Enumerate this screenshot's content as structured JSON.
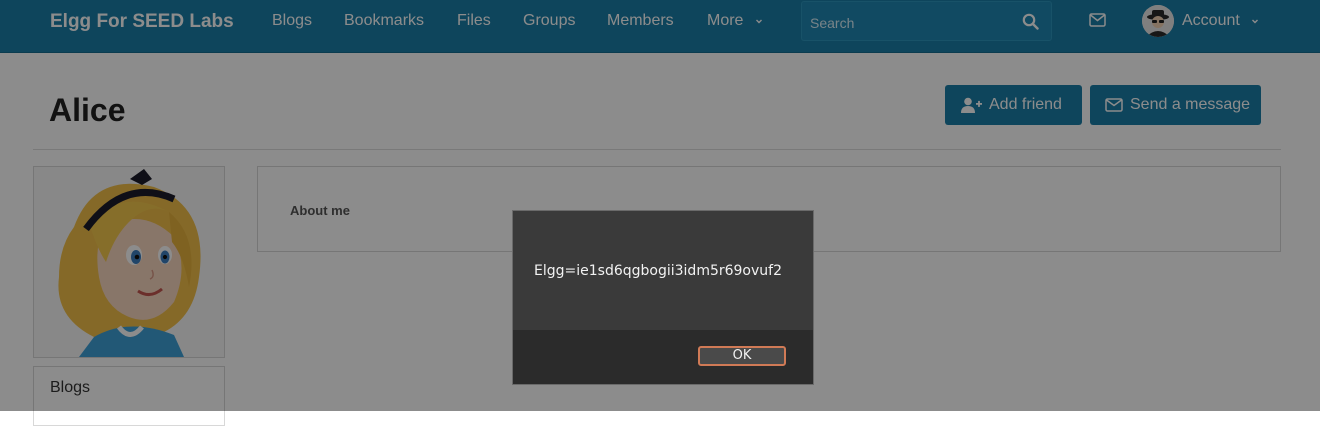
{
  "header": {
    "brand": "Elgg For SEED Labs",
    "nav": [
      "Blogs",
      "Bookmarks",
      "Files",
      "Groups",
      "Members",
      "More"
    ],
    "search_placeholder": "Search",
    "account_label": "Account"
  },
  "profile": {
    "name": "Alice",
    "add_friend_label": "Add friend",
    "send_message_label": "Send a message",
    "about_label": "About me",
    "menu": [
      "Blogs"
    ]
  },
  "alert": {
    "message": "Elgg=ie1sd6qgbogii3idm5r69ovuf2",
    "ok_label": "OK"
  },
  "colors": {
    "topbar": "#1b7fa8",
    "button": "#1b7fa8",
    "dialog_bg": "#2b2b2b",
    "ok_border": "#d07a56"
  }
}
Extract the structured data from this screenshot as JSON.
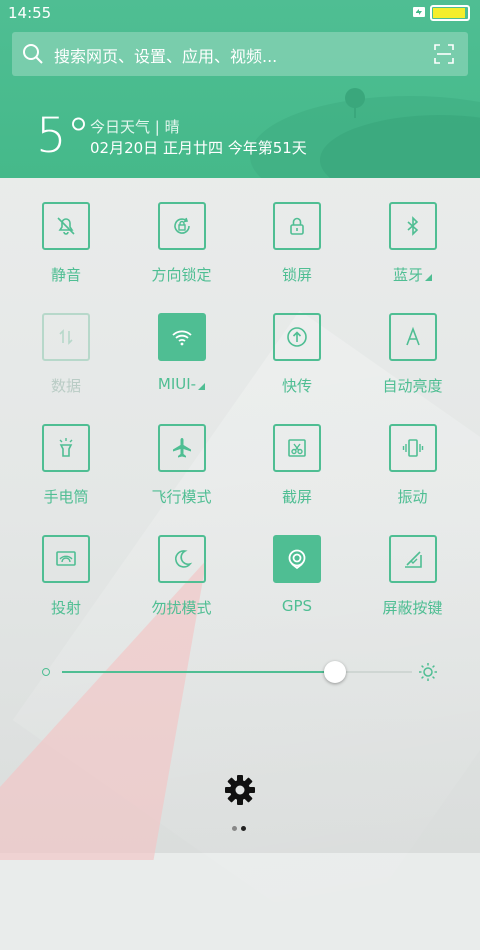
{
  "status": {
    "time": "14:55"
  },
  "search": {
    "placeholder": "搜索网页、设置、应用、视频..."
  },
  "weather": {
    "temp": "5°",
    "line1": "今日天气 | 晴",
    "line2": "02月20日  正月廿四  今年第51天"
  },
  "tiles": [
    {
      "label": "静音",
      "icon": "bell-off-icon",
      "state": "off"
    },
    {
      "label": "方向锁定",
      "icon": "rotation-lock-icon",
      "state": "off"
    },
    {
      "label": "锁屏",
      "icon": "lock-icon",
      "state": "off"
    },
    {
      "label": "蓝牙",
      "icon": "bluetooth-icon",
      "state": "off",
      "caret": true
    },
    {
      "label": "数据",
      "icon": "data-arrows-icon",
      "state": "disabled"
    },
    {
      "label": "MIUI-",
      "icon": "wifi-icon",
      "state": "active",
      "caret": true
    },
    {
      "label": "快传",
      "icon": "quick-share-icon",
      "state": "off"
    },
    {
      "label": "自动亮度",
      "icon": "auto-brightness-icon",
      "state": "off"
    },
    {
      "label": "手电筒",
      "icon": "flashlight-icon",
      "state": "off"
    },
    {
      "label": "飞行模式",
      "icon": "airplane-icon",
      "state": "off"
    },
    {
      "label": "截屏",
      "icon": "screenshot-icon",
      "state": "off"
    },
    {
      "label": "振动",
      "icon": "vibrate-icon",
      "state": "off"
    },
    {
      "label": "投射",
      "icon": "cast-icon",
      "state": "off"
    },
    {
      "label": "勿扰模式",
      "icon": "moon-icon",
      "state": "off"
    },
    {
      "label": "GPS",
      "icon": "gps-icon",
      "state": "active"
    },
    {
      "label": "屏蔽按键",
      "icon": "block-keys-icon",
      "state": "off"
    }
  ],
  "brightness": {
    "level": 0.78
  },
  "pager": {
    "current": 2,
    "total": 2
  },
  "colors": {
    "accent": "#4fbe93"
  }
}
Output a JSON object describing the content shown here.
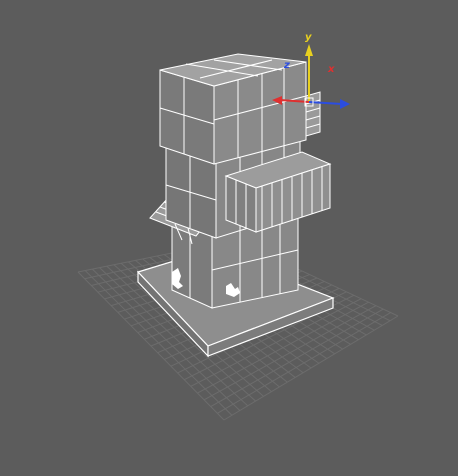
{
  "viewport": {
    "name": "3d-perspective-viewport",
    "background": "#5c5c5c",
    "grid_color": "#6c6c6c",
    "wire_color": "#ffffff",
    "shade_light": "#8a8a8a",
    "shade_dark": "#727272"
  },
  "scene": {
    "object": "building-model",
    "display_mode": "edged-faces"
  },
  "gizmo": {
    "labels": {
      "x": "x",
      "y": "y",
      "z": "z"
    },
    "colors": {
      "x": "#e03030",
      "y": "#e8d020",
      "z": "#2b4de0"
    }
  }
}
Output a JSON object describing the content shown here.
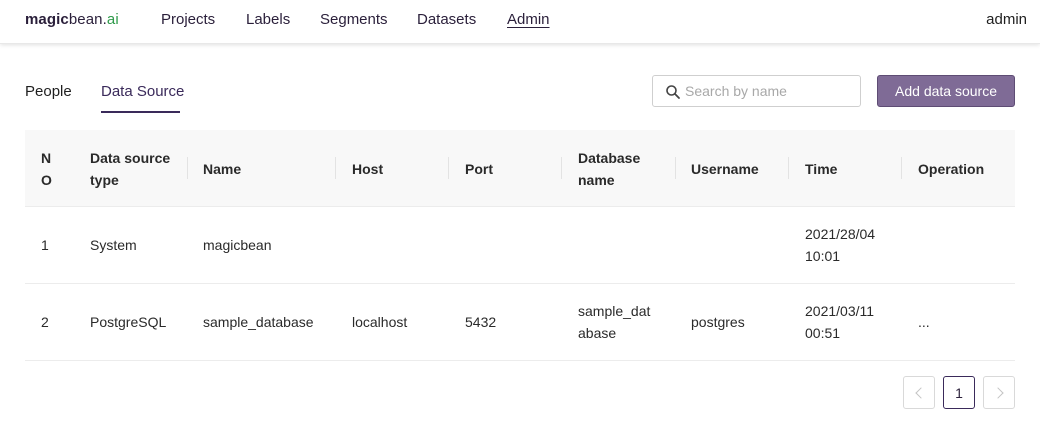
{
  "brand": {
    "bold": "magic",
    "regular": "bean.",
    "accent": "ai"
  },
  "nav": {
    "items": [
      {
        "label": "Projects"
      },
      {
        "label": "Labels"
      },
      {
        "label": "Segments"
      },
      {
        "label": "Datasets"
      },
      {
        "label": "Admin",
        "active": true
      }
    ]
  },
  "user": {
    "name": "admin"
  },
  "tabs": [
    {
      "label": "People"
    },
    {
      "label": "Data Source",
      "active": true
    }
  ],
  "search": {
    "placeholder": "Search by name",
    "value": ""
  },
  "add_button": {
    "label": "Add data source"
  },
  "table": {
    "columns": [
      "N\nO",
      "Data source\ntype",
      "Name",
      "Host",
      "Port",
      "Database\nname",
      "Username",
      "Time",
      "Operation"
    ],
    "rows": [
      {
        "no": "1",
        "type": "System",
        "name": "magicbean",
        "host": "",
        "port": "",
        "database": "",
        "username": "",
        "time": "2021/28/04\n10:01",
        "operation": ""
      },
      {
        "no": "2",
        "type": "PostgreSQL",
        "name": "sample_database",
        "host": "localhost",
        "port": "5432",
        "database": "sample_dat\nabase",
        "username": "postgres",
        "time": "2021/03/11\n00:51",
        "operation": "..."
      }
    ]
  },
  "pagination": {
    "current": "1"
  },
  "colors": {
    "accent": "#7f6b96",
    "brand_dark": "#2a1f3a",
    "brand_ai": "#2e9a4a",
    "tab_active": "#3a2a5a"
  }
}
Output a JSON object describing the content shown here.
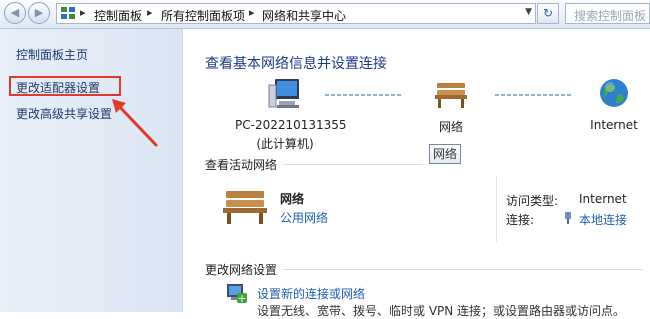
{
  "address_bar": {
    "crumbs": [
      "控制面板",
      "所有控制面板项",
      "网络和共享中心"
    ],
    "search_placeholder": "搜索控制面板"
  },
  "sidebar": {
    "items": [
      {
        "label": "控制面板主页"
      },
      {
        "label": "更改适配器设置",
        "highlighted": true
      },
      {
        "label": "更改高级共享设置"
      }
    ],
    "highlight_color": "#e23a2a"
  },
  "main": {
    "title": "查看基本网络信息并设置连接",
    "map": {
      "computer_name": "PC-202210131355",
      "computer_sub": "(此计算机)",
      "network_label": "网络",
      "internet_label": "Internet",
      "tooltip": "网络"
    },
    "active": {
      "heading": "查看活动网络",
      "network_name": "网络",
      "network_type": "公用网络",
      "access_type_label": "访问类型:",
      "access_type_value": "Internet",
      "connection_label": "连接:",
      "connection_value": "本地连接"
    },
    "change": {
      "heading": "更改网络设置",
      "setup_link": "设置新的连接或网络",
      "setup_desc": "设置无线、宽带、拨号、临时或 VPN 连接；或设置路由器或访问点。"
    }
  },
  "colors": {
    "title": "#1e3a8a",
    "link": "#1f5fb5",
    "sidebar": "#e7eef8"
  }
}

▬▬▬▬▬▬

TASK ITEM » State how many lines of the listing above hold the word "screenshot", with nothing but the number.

WRITTEN ANSWER » 3